# What this task involves:
Report every line in the records below that holds the word "Volume".

# The records:
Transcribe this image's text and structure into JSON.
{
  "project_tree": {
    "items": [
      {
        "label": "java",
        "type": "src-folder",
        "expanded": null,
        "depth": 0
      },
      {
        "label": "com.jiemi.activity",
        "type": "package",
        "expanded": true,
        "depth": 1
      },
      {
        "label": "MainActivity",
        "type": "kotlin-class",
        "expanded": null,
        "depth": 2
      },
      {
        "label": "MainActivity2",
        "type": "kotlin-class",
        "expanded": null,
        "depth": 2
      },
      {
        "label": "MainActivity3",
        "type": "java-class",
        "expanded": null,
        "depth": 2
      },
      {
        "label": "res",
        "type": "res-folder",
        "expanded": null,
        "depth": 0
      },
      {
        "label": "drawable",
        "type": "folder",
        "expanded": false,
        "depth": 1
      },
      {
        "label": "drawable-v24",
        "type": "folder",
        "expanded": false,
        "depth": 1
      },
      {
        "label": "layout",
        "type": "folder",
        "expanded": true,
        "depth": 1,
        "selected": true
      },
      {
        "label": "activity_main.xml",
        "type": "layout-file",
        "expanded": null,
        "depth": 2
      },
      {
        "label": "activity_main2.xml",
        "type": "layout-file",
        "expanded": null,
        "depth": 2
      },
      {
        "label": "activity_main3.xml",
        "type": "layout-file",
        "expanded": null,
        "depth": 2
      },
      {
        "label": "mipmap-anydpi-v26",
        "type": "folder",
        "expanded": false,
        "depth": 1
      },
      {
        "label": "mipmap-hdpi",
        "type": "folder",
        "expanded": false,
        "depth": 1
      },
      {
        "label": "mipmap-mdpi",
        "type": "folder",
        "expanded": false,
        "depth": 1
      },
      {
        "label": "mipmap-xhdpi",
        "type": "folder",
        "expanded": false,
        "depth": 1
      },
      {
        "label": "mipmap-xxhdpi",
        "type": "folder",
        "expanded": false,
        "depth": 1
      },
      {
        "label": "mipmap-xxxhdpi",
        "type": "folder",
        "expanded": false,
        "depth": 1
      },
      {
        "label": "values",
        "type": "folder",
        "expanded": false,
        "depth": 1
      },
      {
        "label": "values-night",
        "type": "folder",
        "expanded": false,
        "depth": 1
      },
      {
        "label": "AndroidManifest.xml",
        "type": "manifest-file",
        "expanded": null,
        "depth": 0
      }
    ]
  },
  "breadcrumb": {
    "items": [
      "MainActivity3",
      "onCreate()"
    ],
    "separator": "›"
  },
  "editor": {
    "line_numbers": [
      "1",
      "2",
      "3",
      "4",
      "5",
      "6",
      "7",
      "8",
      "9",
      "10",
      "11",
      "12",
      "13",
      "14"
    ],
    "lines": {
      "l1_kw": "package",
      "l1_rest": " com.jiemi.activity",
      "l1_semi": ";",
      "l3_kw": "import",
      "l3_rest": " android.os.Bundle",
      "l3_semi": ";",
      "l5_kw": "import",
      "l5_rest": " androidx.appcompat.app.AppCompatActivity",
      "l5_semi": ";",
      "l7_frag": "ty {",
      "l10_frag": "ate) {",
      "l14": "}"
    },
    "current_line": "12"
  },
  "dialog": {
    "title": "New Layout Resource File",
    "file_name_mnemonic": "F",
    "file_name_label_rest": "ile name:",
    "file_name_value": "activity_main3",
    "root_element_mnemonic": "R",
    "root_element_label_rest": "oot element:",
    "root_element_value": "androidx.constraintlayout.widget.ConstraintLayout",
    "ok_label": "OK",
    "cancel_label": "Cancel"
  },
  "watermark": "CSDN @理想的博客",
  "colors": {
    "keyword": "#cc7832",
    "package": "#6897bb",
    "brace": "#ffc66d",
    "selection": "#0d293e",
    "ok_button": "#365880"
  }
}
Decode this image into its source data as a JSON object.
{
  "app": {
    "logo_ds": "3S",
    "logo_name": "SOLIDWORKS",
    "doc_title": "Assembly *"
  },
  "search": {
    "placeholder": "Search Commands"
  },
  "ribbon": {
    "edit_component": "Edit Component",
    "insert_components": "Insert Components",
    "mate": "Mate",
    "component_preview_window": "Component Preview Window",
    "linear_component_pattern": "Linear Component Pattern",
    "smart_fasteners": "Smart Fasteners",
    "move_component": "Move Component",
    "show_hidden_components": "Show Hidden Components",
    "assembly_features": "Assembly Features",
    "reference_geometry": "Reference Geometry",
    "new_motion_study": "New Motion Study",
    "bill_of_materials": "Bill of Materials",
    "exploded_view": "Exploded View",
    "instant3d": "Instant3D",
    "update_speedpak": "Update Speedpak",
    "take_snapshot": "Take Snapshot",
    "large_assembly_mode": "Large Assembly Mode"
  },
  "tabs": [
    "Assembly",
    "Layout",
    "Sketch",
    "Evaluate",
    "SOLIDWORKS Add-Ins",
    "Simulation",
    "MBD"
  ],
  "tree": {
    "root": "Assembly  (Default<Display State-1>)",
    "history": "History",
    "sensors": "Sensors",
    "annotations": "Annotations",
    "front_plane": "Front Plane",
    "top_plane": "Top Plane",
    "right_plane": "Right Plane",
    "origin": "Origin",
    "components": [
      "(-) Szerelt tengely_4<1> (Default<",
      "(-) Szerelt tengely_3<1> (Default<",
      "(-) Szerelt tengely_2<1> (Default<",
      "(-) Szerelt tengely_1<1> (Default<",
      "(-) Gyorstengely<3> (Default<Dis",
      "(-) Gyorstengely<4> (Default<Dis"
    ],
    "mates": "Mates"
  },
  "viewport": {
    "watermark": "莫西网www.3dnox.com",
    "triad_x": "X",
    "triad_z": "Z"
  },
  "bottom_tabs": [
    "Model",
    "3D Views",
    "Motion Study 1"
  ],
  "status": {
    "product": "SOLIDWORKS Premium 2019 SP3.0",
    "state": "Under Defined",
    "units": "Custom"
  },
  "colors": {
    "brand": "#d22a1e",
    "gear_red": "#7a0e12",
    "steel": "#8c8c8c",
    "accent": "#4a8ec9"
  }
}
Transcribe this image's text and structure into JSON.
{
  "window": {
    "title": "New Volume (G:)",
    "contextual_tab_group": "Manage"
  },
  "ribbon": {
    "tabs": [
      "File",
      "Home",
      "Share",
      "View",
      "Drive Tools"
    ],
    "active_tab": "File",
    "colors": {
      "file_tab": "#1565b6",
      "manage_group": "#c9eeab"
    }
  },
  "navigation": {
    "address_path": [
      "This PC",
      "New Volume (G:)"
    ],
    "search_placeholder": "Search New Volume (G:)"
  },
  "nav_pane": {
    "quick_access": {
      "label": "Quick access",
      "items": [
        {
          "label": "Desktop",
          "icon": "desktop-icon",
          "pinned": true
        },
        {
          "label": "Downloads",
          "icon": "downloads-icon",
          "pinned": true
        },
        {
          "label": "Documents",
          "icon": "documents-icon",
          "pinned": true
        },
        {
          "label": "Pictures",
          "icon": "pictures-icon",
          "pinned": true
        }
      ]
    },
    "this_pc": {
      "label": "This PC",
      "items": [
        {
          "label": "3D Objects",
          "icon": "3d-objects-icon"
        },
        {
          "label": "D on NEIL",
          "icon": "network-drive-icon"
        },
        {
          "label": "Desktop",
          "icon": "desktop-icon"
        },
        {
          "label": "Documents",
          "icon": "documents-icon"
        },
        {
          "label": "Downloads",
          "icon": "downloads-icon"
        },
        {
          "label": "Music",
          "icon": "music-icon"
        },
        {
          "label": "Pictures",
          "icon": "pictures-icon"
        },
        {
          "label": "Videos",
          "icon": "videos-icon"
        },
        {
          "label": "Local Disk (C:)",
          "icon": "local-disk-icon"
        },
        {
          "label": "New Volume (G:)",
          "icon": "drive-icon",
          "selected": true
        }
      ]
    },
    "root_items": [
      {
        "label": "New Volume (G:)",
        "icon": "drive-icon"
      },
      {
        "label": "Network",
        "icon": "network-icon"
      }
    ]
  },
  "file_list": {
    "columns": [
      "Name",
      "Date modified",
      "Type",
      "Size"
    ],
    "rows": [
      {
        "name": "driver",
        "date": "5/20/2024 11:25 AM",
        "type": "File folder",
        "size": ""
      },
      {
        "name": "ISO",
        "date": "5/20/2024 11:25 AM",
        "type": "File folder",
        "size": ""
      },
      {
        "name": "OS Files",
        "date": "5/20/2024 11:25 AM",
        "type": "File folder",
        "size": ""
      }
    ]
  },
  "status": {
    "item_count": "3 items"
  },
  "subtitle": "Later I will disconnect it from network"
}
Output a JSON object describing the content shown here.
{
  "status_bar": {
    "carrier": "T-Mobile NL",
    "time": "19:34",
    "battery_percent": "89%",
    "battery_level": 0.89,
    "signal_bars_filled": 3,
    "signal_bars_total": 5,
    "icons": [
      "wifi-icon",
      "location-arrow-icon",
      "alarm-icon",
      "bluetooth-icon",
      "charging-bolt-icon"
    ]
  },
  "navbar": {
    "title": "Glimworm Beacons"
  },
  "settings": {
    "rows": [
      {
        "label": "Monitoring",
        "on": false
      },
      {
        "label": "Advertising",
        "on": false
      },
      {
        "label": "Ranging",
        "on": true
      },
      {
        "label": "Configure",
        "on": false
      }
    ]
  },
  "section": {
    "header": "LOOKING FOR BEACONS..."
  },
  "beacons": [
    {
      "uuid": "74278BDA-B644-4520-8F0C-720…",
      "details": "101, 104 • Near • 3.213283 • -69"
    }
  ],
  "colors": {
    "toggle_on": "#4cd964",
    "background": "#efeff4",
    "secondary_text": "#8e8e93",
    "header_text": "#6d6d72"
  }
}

# Written answer:
    "title": "New Volume (G:)",
      "New Volume (G:)"
    "search_placeholder": "Search New Volume (G:)"
          "label": "New Volume (G:)",
        "label": "New Volume (G:)",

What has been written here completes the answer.